Starting out as photographers and printmakers, Kahn & Selesnick have evolved into the realm of narrative and performance, and the show commemorating their careers at the Provincetown Art Association and Museum, opening Friday, Sept. 18, through Nov. 15, is more than just a few prints hung on the wall.
Instead, the exhibit, “Theatre of Operations: Kahn & Selesnick on the Outer Cape, 1989-2019,” curated by Mark Adams and Maura Coughlin, is filled with artifacts — panoramic photographs, wall installations, maps, text, costumes, and props — of performances that no longer exist. The museum’s write-up explains it best: “Kahn & Selesnick may be viewed essentially as filmmakers whose final output includes all the elements of filmmaking other than the actual film itself.”
In these artifacts, the Outer Cape is the backdrop for environmental dramas enacted by Kahn & Selesnick and their theatrical cast, sometimes known as the Truppe Fledermaus. The photographic imagery that documents these performances (and are sold to collectors) evokes commedia dell’arte and the eerie Americana photographed by Diane Arbus. It’s an exhibit of unnatural history.
PAAM is open Wednesday to Sunday, 11 a.m. to 5 p.m., but admission ($12.50; free to members and those 16 or under) is by reserved, hour-long time-slots only, available at paam.org.
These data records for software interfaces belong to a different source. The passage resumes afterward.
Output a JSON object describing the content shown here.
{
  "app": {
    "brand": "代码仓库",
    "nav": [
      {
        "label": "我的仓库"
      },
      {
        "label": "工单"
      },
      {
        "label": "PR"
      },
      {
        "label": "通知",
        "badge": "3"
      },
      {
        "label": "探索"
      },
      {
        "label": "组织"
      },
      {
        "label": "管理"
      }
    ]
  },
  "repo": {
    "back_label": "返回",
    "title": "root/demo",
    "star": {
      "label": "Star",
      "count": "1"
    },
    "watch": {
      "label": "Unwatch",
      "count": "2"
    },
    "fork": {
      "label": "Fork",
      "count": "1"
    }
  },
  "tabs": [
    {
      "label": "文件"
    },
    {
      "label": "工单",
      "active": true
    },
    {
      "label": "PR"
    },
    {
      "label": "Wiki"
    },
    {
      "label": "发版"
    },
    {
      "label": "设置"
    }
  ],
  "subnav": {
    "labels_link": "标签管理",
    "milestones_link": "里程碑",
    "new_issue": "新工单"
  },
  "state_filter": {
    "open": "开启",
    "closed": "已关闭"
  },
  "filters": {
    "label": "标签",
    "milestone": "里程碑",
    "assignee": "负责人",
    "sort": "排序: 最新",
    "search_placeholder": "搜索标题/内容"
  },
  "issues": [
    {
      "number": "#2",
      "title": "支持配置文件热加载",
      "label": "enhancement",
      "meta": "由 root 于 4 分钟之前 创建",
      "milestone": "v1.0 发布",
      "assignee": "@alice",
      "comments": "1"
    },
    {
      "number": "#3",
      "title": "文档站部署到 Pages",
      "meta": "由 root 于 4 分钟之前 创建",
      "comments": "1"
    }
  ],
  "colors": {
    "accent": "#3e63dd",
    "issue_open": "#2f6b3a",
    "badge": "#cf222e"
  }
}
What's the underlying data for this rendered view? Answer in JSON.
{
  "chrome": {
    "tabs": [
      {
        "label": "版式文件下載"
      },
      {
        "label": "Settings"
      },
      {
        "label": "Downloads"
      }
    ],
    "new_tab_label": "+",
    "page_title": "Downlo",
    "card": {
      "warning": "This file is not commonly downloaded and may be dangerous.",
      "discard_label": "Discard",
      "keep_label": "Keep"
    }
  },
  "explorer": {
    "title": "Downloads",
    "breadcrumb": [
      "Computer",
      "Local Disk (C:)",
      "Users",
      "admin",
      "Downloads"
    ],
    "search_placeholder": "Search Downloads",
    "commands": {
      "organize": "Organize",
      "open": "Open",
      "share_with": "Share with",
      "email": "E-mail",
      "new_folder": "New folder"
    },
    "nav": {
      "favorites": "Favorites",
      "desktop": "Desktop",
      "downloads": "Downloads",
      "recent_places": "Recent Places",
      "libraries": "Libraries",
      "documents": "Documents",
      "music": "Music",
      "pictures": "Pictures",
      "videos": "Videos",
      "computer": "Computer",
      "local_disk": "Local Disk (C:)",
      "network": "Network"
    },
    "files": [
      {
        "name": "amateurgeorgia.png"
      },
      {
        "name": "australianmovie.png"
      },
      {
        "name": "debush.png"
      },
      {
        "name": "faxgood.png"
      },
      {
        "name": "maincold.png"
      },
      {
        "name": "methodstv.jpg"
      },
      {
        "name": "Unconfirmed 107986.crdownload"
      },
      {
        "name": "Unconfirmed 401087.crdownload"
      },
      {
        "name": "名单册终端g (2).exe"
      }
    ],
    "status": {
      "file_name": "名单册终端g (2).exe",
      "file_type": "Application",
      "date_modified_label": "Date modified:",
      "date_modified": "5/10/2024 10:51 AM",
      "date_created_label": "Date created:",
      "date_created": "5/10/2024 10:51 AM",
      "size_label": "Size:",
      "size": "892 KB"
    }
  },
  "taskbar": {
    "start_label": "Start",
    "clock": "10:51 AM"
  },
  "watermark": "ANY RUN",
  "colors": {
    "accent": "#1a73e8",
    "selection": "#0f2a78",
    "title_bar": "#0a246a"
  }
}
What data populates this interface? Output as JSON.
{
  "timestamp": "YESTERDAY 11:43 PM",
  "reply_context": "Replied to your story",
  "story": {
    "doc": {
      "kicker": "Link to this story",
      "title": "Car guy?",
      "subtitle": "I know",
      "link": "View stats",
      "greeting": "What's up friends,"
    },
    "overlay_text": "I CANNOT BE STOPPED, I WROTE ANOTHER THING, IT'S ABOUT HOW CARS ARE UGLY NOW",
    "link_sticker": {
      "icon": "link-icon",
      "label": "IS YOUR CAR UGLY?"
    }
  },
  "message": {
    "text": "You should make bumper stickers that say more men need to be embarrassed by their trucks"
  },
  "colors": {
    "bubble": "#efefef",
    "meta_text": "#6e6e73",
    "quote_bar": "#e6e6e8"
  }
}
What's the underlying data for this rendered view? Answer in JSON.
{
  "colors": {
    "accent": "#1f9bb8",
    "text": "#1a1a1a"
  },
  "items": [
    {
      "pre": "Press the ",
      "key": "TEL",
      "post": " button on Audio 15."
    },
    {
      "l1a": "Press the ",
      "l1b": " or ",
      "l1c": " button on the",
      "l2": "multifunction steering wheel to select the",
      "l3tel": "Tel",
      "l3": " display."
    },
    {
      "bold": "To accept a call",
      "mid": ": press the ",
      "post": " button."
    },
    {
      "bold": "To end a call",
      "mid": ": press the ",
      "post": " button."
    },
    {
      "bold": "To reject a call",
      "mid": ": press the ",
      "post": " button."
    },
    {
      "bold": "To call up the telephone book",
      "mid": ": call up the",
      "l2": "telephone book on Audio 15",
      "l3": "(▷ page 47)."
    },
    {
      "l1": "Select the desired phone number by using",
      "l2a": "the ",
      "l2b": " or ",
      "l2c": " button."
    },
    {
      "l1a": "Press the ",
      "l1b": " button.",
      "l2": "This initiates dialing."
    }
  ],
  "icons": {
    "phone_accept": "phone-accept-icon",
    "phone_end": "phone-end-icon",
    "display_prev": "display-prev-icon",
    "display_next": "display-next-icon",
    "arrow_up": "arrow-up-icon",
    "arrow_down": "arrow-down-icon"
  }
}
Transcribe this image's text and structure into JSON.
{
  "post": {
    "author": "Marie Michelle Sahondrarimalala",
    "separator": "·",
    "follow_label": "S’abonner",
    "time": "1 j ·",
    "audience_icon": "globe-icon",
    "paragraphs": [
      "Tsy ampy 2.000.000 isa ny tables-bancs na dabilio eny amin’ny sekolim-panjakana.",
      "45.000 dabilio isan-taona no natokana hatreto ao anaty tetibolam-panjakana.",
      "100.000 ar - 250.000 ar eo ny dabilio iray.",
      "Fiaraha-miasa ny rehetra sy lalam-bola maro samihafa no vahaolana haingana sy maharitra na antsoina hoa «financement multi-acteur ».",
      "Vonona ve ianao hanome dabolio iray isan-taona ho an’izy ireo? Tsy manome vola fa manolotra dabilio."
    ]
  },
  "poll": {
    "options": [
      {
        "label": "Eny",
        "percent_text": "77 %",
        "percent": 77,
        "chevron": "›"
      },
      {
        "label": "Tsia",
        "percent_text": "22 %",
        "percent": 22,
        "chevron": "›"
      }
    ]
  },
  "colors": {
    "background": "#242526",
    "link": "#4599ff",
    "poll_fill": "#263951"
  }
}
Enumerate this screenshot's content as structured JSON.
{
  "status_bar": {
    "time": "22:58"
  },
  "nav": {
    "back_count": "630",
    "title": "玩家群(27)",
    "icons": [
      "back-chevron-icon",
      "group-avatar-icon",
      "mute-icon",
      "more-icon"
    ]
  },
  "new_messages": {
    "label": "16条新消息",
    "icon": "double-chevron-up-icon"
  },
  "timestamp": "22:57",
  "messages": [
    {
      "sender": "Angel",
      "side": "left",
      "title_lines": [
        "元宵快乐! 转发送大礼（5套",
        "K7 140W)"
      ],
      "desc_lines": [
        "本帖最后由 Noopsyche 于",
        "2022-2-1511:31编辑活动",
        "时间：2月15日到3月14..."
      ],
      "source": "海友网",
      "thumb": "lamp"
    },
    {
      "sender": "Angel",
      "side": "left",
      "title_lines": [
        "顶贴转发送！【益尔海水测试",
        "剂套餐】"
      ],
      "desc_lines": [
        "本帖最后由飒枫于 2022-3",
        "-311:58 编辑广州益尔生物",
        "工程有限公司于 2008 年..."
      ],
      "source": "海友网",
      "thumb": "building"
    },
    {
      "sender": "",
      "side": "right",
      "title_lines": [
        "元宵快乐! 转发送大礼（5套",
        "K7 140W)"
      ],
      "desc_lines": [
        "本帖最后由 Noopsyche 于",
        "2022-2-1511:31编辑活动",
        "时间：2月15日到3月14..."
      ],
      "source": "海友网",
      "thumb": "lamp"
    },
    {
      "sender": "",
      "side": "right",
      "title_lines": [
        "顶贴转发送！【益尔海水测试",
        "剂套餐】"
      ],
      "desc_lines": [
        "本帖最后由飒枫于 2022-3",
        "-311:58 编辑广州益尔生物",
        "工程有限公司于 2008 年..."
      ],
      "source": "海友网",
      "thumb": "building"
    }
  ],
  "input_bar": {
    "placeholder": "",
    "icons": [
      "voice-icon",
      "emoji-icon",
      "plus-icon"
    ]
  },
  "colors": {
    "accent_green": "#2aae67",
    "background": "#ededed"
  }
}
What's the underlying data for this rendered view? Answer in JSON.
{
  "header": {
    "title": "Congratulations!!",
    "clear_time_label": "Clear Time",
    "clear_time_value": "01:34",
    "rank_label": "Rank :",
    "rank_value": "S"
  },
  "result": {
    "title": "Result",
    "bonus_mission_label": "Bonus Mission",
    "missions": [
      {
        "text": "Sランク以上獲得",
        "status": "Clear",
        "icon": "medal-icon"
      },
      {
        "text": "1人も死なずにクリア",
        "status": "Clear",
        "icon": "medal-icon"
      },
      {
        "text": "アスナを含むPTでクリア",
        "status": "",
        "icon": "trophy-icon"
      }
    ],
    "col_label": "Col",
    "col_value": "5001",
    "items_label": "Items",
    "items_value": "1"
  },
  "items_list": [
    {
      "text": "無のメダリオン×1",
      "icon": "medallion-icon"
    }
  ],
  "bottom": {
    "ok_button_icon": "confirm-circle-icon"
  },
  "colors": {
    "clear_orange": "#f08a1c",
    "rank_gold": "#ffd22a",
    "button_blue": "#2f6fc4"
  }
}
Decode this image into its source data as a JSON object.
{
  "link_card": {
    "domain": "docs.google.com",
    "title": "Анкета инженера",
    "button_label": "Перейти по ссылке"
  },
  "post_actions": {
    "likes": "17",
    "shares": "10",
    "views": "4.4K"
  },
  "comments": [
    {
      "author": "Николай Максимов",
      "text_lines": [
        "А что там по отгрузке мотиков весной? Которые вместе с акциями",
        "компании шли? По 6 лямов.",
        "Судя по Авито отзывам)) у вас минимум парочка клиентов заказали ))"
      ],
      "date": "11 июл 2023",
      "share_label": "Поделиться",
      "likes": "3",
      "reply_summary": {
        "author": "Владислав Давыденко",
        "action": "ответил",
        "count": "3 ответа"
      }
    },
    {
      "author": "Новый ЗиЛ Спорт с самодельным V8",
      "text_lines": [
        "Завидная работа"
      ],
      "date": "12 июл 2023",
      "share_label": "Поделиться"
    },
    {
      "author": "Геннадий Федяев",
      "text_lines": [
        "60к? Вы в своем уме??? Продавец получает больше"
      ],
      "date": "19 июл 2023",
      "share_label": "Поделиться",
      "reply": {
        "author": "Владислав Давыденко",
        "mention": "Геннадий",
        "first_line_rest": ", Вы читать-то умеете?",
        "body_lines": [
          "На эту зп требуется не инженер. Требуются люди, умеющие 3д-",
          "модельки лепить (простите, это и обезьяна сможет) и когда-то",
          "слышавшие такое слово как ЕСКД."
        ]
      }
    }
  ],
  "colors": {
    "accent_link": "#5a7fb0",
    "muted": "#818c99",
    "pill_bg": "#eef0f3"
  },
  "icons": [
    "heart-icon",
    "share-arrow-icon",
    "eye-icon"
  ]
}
Kahn & Selesnick are represented in Provincetown by the Schoolhouse Gallery. —Howard Karren